Copy each line below in which the string "complete" occurs.

(Excerpts from an interface dataset)

========

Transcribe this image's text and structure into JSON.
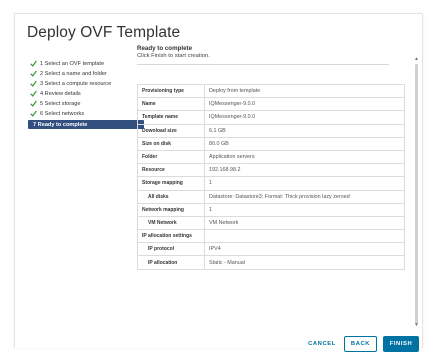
{
  "dialog": {
    "title": "Deploy OVF Template"
  },
  "steps": [
    {
      "label": "1 Select an OVF template",
      "done": true
    },
    {
      "label": "2 Select a name and folder",
      "done": true
    },
    {
      "label": "3 Select a compute resource",
      "done": true
    },
    {
      "label": "4 Review details",
      "done": true
    },
    {
      "label": "5 Select storage",
      "done": true
    },
    {
      "label": "6 Select networks",
      "done": true
    },
    {
      "label": "7 Ready to complete",
      "done": false,
      "active": true
    }
  ],
  "content": {
    "heading": "Ready to complete",
    "subheading": "Click Finish to start creation."
  },
  "summary": [
    {
      "key": "Provisioning type",
      "value": "Deploy from template"
    },
    {
      "key": "Name",
      "value": "IQMessenger-9.0.0"
    },
    {
      "key": "Template name",
      "value": "IQMessenger-9.0.0"
    },
    {
      "key": "Download size",
      "value": "6.1 GB"
    },
    {
      "key": "Size on disk",
      "value": "80.0 GB"
    },
    {
      "key": "Folder",
      "value": "Application servers"
    },
    {
      "key": "Resource",
      "value": "192.168.98.2"
    },
    {
      "key": "Storage mapping",
      "value": "1"
    },
    {
      "key": "All disks",
      "value": "Datastore: Datastore3; Format: Thick provision lazy zeroed",
      "sub": true
    },
    {
      "key": "Network mapping",
      "value": "1"
    },
    {
      "key": "VM Network",
      "value": "VM Network",
      "sub": true
    },
    {
      "key": "IP allocation settings",
      "value": ""
    },
    {
      "key": "IP protocol",
      "value": "IPV4",
      "sub": true
    },
    {
      "key": "IP allocation",
      "value": "Static - Manual",
      "sub": true
    }
  ],
  "footer": {
    "cancel_label": "CANCEL",
    "back_label": "BACK",
    "finish_label": "FINISH"
  },
  "colors": {
    "accent": "#0072a3",
    "check": "#3a9b3a",
    "active_step_bg": "#324f80"
  }
}
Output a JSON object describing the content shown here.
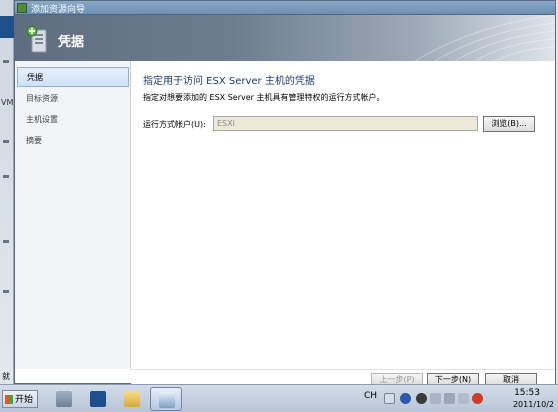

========

» **Task solution**:
      "label": "7 Ready to complete",
    "heading": "Ready to complete",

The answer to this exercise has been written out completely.